### About this task
Copy exactly the line containing "Give me the" and all lines after it, through the last line of the material below; omit everything before it.

= = =

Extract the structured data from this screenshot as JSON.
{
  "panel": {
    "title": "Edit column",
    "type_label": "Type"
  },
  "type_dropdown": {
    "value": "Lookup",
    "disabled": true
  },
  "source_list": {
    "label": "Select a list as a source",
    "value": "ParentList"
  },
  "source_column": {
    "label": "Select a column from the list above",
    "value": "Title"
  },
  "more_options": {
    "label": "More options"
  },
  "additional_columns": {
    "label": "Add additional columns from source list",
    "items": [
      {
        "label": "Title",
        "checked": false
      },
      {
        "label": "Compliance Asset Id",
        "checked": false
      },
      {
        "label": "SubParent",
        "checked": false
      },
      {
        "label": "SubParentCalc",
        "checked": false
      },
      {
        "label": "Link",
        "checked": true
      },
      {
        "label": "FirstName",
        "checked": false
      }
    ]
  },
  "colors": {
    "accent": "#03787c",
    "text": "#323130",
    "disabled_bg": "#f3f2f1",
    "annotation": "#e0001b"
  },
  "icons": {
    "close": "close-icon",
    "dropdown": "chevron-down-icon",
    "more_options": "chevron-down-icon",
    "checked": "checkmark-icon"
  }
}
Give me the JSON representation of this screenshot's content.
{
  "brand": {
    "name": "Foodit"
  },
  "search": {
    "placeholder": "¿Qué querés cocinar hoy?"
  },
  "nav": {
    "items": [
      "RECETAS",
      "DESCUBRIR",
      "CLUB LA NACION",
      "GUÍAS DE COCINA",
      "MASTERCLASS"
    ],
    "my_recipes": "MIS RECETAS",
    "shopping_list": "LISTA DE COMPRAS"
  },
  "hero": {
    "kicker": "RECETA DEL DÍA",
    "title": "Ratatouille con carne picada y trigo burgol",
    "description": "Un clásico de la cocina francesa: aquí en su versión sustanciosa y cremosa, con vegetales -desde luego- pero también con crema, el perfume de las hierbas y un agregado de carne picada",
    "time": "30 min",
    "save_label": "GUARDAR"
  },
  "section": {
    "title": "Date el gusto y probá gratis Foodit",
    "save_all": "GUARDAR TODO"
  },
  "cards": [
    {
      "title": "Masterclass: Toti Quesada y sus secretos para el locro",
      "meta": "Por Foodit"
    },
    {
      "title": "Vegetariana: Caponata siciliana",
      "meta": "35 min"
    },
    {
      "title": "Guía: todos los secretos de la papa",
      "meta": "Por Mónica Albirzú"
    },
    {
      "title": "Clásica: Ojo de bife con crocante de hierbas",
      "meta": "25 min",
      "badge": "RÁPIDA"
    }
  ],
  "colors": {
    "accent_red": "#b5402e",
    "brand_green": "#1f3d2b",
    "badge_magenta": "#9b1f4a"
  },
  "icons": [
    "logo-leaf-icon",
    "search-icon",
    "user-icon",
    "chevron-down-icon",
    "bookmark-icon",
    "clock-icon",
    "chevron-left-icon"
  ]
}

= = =

### Output for this task
Give me the JSON representation of this screenshot's content.
{
  "brand": {
    "name": "Foodit"
  },
  "search": {
    "placeholder": "¿Qué querés cocinar hoy?"
  },
  "nav": {
    "items": [
      "RECETAS",
      "DESCUBRIR",
      "CLUB LA NACION",
      "GUÍAS DE COCINA",
      "MASTERCLASS"
    ],
    "my_recipes": "MIS RECETAS",
    "shopping_list": "LISTA DE COMPRAS"
  },
  "hero": {
    "kicker": "RECETA DEL DÍA",
    "title": "Ratatouille con carne picada y trigo burgol",
    "description": "Un clásico de la cocina francesa: aquí en su versión sustanciosa y cremosa, con vegetales -desde luego- pero también con crema, el perfume de las hierbas y un agregado de carne picada",
    "time": "30 min",
    "save_label": "GUARDAR"
  },
  "section": {
    "title": "Date el gusto y probá gratis Foodit",
    "save_all": "GUARDAR TODO"
  },
  "cards": [
    {
      "title": "Masterclass: Toti Quesada y sus secretos para el locro",
      "meta": "Por Foodit"
    },
    {
      "title": "Vegetariana: Caponata siciliana",
      "meta": "35 min"
    },
    {
      "title": "Guía: todos los secretos de la papa",
      "meta": "Por Mónica Albirzú"
    },
    {
      "title": "Clásica: Ojo de bife con crocante de hierbas",
      "meta": "25 min",
      "badge": "RÁPIDA"
    }
  ],
  "colors": {
    "accent_red": "#b5402e",
    "brand_green": "#1f3d2b",
    "badge_magenta": "#9b1f4a"
  },
  "icons": [
    "logo-leaf-icon",
    "search-icon",
    "user-icon",
    "chevron-down-icon",
    "bookmark-icon",
    "clock-icon",
    "chevron-left-icon"
  ]
}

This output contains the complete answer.